Steven Strait plays Caleb Danvers, the hero of this little story. Caleb, who is the oldest of the friends, is about to come into his full powers, but they come with a price. Once they reach the right age, every time they use their powers, it's ages them. He is the most reluctant of the friends to use them, and it seems all he wants to do is swim and meet a nice girl and settle down. He is constantly reminded of the price of his powers, as it has turned his father into a old man, forced to hide in their ancestral home, deep in the woods.
Sebastian Stan plays Chase Collins, the black sheep who seems to have come home. Chase grew up without the benefit of knowing his history, and seems to be a little power hungry. He killed his adoptive parents when he came into his powers, and it seems he has become a little addicted to the rush. He comes across as Mr. Nice Guy at first, but it doesn't take long before his true colors start to shine through. Pretty soon he is kidnapping Caleb's blond girlfriend, and trying to force Caleb to give him his powers.
Who the other characters are is really not important, they are pretty much pawns that get moves around the screen. They are there for the other two characters to interact with, fall in love with (not very believably), and use. Sure they are pretty and look good on screen, but the other two have them beat hands down.
The movie itself is pretty fun, as long as you don't try to take it too seriously, or over think the plot points. There are holes in it of course, but I don't know of a pretty boy horror movie that doesn't. The acting is better than is the norm in this type of movie, and the special affects are as good as you expect from a movie made in 2006. The fight scene at the end is a lot of fun to watch, and not only because the two guys are drenched. It's well choreographed, and has just enough tension in it, to keep it from being repetitive.
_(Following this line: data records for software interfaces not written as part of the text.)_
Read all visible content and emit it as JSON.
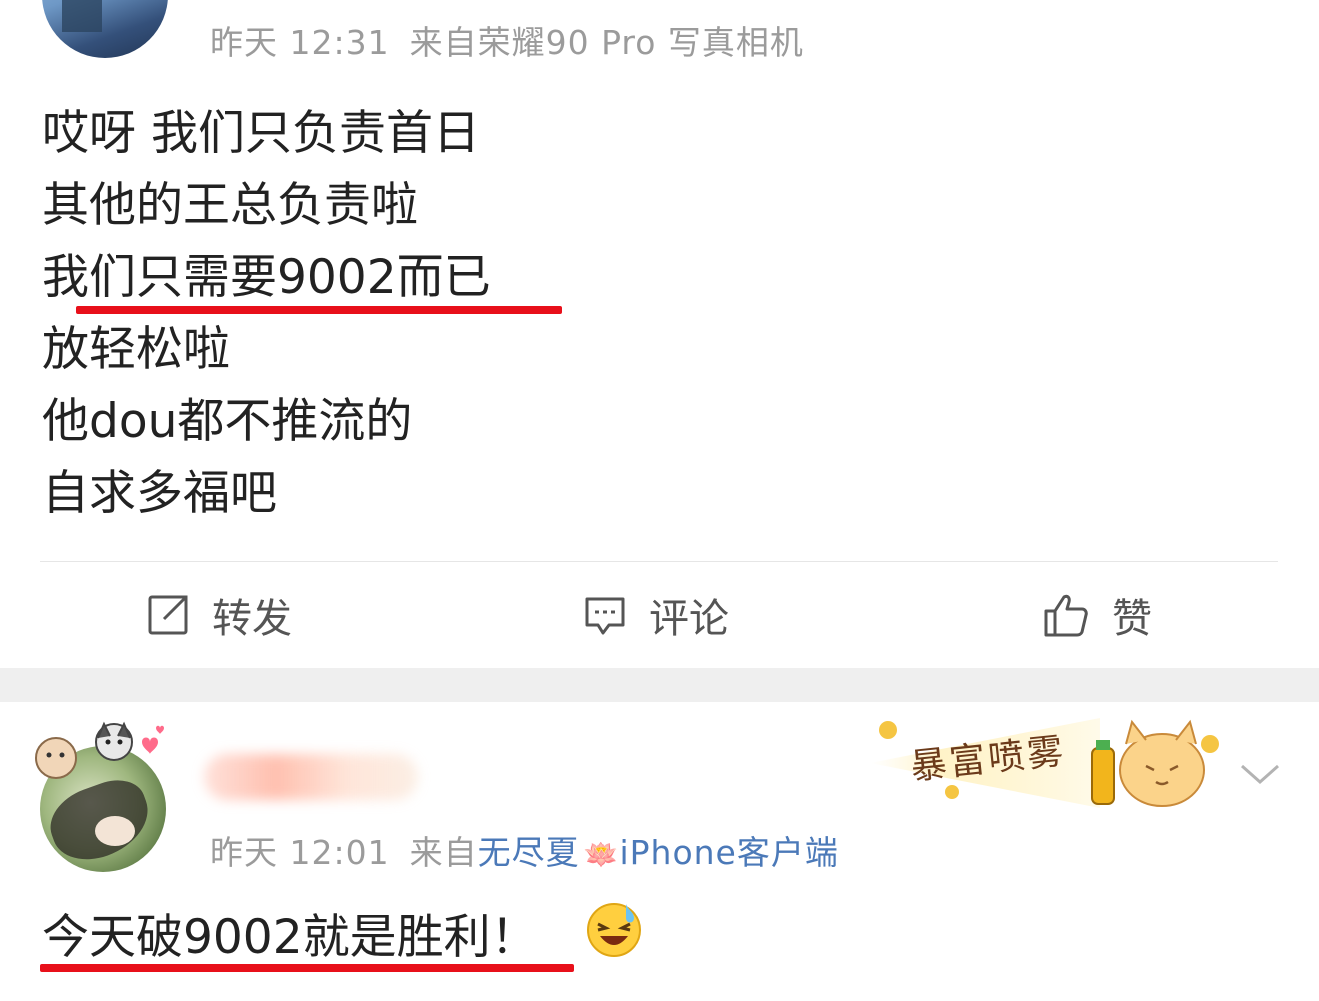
{
  "post1": {
    "meta": {
      "time": "昨天 12:31",
      "source": "来自荣耀90 Pro 写真相机"
    },
    "lines": [
      "哎呀 我们只负责首日",
      "其他的王总负责啦",
      "我们只需要9002而已",
      "放轻松啦",
      "他dou都不推流的",
      "自求多福吧"
    ],
    "actions": {
      "repost": "转发",
      "comment": "评论",
      "like": "赞"
    }
  },
  "post2": {
    "meta": {
      "time": "昨天 12:01",
      "from": "来自",
      "source": "无尽夏",
      "client": "iPhone客户端"
    },
    "badge_text": "暴富喷雾",
    "text": "今天破9002就是胜利！",
    "icons": {
      "lotus": "🪷"
    }
  },
  "colors": {
    "underline": "#e8101a",
    "link": "#4b79b8",
    "meta": "#9b9b9b"
  }
}
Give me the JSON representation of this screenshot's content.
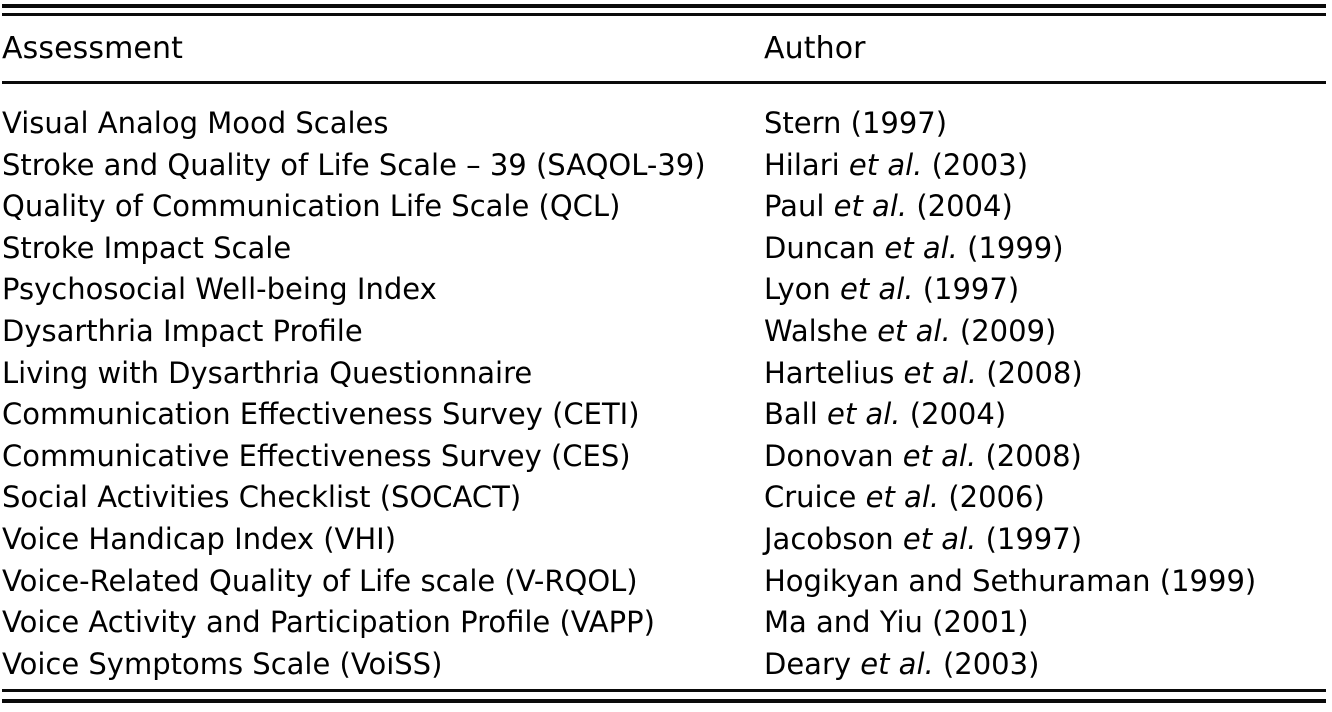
{
  "table": {
    "columns": [
      {
        "key": "assessment",
        "label": "Assessment"
      },
      {
        "key": "author",
        "label": "Author"
      }
    ],
    "rows": [
      {
        "assessment": "Visual Analog Mood Scales",
        "author_name": "Stern",
        "author_etal": "",
        "author_year": "(1997)",
        "author": "Stern (1997)"
      },
      {
        "assessment": "Stroke and Quality of Life Scale – 39 (SAQOL-39)",
        "author_name": "Hilari",
        "author_etal": "et al.",
        "author_year": "(2003)",
        "author": "Hilari et al. (2003)"
      },
      {
        "assessment": "Quality of Communication Life Scale (QCL)",
        "author_name": "Paul",
        "author_etal": "et al.",
        "author_year": "(2004)",
        "author": "Paul et al. (2004)"
      },
      {
        "assessment": "Stroke Impact Scale",
        "author_name": "Duncan",
        "author_etal": "et al.",
        "author_year": "(1999)",
        "author": "Duncan et al. (1999)"
      },
      {
        "assessment": "Psychosocial Well-being Index",
        "author_name": "Lyon",
        "author_etal": "et al.",
        "author_year": "(1997)",
        "author": "Lyon et al. (1997)"
      },
      {
        "assessment": "Dysarthria Impact Profile",
        "author_name": "Walshe",
        "author_etal": "et al.",
        "author_year": "(2009)",
        "author": "Walshe et al. (2009)"
      },
      {
        "assessment": "Living with Dysarthria Questionnaire",
        "author_name": "Hartelius",
        "author_etal": "et al.",
        "author_year": "(2008)",
        "author": "Hartelius et al. (2008)"
      },
      {
        "assessment": "Communication Effectiveness Survey (CETI)",
        "author_name": "Ball",
        "author_etal": "et al.",
        "author_year": "(2004)",
        "author": "Ball et al. (2004)"
      },
      {
        "assessment": "Communicative Effectiveness Survey (CES)",
        "author_name": "Donovan",
        "author_etal": "et al.",
        "author_year": "(2008)",
        "author": "Donovan et al. (2008)"
      },
      {
        "assessment": "Social Activities Checklist (SOCACT)",
        "author_name": "Cruice",
        "author_etal": "et al.",
        "author_year": "(2006)",
        "author": "Cruice et al. (2006)"
      },
      {
        "assessment": "Voice Handicap Index (VHI)",
        "author_name": "Jacobson",
        "author_etal": "et al.",
        "author_year": "(1997)",
        "author": "Jacobson et al. (1997)"
      },
      {
        "assessment": "Voice-Related Quality of Life scale (V-RQOL)",
        "author_name": "Hogikyan and Sethuraman",
        "author_etal": "",
        "author_year": "(1999)",
        "author": "Hogikyan and Sethuraman (1999)"
      },
      {
        "assessment": "Voice Activity and Participation Profile (VAPP)",
        "author_name": "Ma and Yiu",
        "author_etal": "",
        "author_year": "(2001)",
        "author": "Ma and Yiu (2001)"
      },
      {
        "assessment": "Voice Symptoms Scale (VoiSS)",
        "author_name": "Deary",
        "author_etal": "et al.",
        "author_year": "(2003)",
        "author": "Deary et al. (2003)"
      }
    ]
  },
  "style": {
    "rule_color": "#0a0a0a",
    "text_color": "#000000",
    "background": "#ffffff"
  }
}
This is probably only the third time I've seen the movie. I saw it once at the theater. and once when I first bought it on DVD. I can't foresee myself watching this one all the time, but it's a fun way to spend 97 minutes of my time, especially when I want to watch a couple of hot guys fight it out.
Wednesday, September 17, 2014
I was a cartoon addict as a kid, and one of my favorite channels was USA. Does anyone else remember Cartoon Express? If I'm remembering right, they had a weekday version, and a weekend version. I watched it every change I got, and it's the reason I'm so in love with cartoons that really were before my time. Give me The Herculoids over Ren & Stimpy, any day. I still have a lot of fond memories over the days I spent on my grandmother's living room floor, switching the dial to USA, and getting lost in cartoon worlds.
On of the shows I loved featured Space Ghost and his teenage sidekicks, Jan & Jace. And you can't forget that damn monkey, Blip. I'm so not a fan of inhuman sidekicks, and Blip is a large part of the reason why. He was so frickin annoying. I could handle Jan & Jace, especially since they seemed to keep the stoic Space Ghost from becoming to full himself.
And he was a little full of himself. I'm not talking about that horrible talk show parody they stuck him in, I couldn't handle it. I can never watch one of my favorite childhood characters, turned into a joke. I much prefered him when he was racing across space, protecting planets form destruction, and beating his regular cast of bad guys.
I even liked his bad guys. They were different, and while they seem kind of hokey to me now, they were really cool when I was a kid. Moltar, Zorak, Black Widow, Metallus, and Brak, how I love you guys. I used to pretend I was along for the ride, when Space Ghost would kick your asses. The adventures were something I could get lost in, and let me imagine a world where right always wins, and the bad guys always lose. That false sense of rightness is why I love cartoons, and why I love superheroes so much. Even if the good guys suffer a defeat, you always know that they will some how land on top.